• **Work order**
Below are some records; output all of them exactly.

• **Given entries**
[Start of section]

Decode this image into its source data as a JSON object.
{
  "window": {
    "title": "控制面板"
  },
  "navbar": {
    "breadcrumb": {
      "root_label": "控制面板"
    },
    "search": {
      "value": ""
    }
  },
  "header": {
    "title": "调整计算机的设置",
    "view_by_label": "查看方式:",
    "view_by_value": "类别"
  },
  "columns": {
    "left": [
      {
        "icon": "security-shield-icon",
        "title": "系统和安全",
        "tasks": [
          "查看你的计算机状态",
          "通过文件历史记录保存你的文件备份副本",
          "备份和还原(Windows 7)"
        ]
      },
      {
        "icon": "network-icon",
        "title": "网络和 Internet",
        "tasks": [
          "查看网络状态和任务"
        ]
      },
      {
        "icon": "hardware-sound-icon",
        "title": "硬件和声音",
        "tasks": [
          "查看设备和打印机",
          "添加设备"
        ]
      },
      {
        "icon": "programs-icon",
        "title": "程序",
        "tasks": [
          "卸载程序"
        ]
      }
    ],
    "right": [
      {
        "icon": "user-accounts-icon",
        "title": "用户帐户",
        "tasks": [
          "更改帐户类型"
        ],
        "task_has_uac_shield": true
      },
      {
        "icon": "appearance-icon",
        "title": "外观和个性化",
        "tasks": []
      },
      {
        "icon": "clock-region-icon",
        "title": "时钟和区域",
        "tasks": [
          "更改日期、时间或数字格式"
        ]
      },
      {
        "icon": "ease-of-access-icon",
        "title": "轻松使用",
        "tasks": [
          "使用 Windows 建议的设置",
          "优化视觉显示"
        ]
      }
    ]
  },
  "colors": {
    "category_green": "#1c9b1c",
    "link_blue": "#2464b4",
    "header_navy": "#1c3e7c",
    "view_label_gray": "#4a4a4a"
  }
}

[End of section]

• **Exercise response**
Decode this image into its source data as a JSON object.
{
  "window": {
    "title": "控制面板"
  },
  "navbar": {
    "breadcrumb": {
      "root_label": "控制面板"
    },
    "search": {
      "value": ""
    }
  },
  "header": {
    "title": "调整计算机的设置",
    "view_by_label": "查看方式:",
    "view_by_value": "类别"
  },
  "columns": {
    "left": [
      {
        "icon": "security-shield-icon",
        "title": "系统和安全",
        "tasks": [
          "查看你的计算机状态",
          "通过文件历史记录保存你的文件备份副本",
          "备份和还原(Windows 7)"
        ]
      },
      {
        "icon": "network-icon",
        "title": "网络和 Internet",
        "tasks": [
          "查看网络状态和任务"
        ]
      },
      {
        "icon": "hardware-sound-icon",
        "title": "硬件和声音",
        "tasks": [
          "查看设备和打印机",
          "添加设备"
        ]
      },
      {
        "icon": "programs-icon",
        "title": "程序",
        "tasks": [
          "卸载程序"
        ]
      }
    ],
    "right": [
      {
        "icon": "user-accounts-icon",
        "title": "用户帐户",
        "tasks": [
          "更改帐户类型"
        ],
        "task_has_uac_shield": true
      },
      {
        "icon": "appearance-icon",
        "title": "外观和个性化",
        "tasks": []
      },
      {
        "icon": "clock-region-icon",
        "title": "时钟和区域",
        "tasks": [
          "更改日期、时间或数字格式"
        ]
      },
      {
        "icon": "ease-of-access-icon",
        "title": "轻松使用",
        "tasks": [
          "使用 Windows 建议的设置",
          "优化视觉显示"
        ]
      }
    ]
  },
  "colors": {
    "category_green": "#1c9b1c",
    "link_blue": "#2464b4",
    "header_navy": "#1c3e7c",
    "view_label_gray": "#4a4a4a"
  }
}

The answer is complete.